::: Data listing :::

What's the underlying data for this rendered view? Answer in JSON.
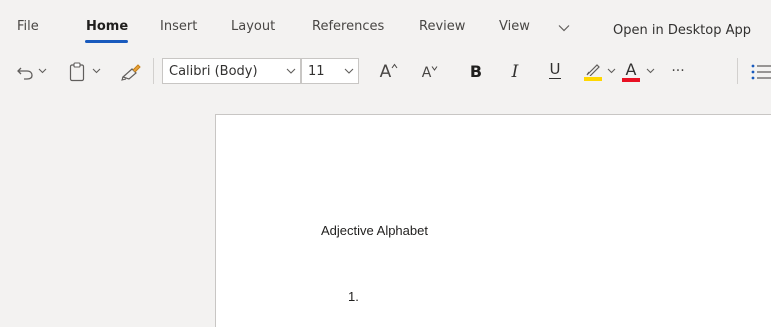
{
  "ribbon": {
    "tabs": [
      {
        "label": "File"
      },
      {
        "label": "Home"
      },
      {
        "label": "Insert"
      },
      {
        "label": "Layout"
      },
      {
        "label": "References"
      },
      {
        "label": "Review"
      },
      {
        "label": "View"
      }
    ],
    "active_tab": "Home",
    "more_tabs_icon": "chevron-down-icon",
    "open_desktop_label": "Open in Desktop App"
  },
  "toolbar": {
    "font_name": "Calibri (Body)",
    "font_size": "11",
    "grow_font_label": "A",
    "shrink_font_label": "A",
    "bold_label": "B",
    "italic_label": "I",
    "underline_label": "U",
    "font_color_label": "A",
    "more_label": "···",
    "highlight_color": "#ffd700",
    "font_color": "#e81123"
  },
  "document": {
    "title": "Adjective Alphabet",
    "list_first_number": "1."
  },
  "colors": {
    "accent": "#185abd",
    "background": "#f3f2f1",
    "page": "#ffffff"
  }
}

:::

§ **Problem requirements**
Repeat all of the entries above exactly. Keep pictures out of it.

§ **Response**
What's the underlying data for this rendered view? Answer in JSON.
{
  "ribbon": {
    "tabs": [
      {
        "label": "File"
      },
      {
        "label": "Home"
      },
      {
        "label": "Insert"
      },
      {
        "label": "Layout"
      },
      {
        "label": "References"
      },
      {
        "label": "Review"
      },
      {
        "label": "View"
      }
    ],
    "active_tab": "Home",
    "more_tabs_icon": "chevron-down-icon",
    "open_desktop_label": "Open in Desktop App"
  },
  "toolbar": {
    "font_name": "Calibri (Body)",
    "font_size": "11",
    "grow_font_label": "A",
    "shrink_font_label": "A",
    "bold_label": "B",
    "italic_label": "I",
    "underline_label": "U",
    "font_color_label": "A",
    "more_label": "···",
    "highlight_color": "#ffd700",
    "font_color": "#e81123"
  },
  "document": {
    "title": "Adjective Alphabet",
    "list_first_number": "1."
  },
  "colors": {
    "accent": "#185abd",
    "background": "#f3f2f1",
    "page": "#ffffff"
  }
}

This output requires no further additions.